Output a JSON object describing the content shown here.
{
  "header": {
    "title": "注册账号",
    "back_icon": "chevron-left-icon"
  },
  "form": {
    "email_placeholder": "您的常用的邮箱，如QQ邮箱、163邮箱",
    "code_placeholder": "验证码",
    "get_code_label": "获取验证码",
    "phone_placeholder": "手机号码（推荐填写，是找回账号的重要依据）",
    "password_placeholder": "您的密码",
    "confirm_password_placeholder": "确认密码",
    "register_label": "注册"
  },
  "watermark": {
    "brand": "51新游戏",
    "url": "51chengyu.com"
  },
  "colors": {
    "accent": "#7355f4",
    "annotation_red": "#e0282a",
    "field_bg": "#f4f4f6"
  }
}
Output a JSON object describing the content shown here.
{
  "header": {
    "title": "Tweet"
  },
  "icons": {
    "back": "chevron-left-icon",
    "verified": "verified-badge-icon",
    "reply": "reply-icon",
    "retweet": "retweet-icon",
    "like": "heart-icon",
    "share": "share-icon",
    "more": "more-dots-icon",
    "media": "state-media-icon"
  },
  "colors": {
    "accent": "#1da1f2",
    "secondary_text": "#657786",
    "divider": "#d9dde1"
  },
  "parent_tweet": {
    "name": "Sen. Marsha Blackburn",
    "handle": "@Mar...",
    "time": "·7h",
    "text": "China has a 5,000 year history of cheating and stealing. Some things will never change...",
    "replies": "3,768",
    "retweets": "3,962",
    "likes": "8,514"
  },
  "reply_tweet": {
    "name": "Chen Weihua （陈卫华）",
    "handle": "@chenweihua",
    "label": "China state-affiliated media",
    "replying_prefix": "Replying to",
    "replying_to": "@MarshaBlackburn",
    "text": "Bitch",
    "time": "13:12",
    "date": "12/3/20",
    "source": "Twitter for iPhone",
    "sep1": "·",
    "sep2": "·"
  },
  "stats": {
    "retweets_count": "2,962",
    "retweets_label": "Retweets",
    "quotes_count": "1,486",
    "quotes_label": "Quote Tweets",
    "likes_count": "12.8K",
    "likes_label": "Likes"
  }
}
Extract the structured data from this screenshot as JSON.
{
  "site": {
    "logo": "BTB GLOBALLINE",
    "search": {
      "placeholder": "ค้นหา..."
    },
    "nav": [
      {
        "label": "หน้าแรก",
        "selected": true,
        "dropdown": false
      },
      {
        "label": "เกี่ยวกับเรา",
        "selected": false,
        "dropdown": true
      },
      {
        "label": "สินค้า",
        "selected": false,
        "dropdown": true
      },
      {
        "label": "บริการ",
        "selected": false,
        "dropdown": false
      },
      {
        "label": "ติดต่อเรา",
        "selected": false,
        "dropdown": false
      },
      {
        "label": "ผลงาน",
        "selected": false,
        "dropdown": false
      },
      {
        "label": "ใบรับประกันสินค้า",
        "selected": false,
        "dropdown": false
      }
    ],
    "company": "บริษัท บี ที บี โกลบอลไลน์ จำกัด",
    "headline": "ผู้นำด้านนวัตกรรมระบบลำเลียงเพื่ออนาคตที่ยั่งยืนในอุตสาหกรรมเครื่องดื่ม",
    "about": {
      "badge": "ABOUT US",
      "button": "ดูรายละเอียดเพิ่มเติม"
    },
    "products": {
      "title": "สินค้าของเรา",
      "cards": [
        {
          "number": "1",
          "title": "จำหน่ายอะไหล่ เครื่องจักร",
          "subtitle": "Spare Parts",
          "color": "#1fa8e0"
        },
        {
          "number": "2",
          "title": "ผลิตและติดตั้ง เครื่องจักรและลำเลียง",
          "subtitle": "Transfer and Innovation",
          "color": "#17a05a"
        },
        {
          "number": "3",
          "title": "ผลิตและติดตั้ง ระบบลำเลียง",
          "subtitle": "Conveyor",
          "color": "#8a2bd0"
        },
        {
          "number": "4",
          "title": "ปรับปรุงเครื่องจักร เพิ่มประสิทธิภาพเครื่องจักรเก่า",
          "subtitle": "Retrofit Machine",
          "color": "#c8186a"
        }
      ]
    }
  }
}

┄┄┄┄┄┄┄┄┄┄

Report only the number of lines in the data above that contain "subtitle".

4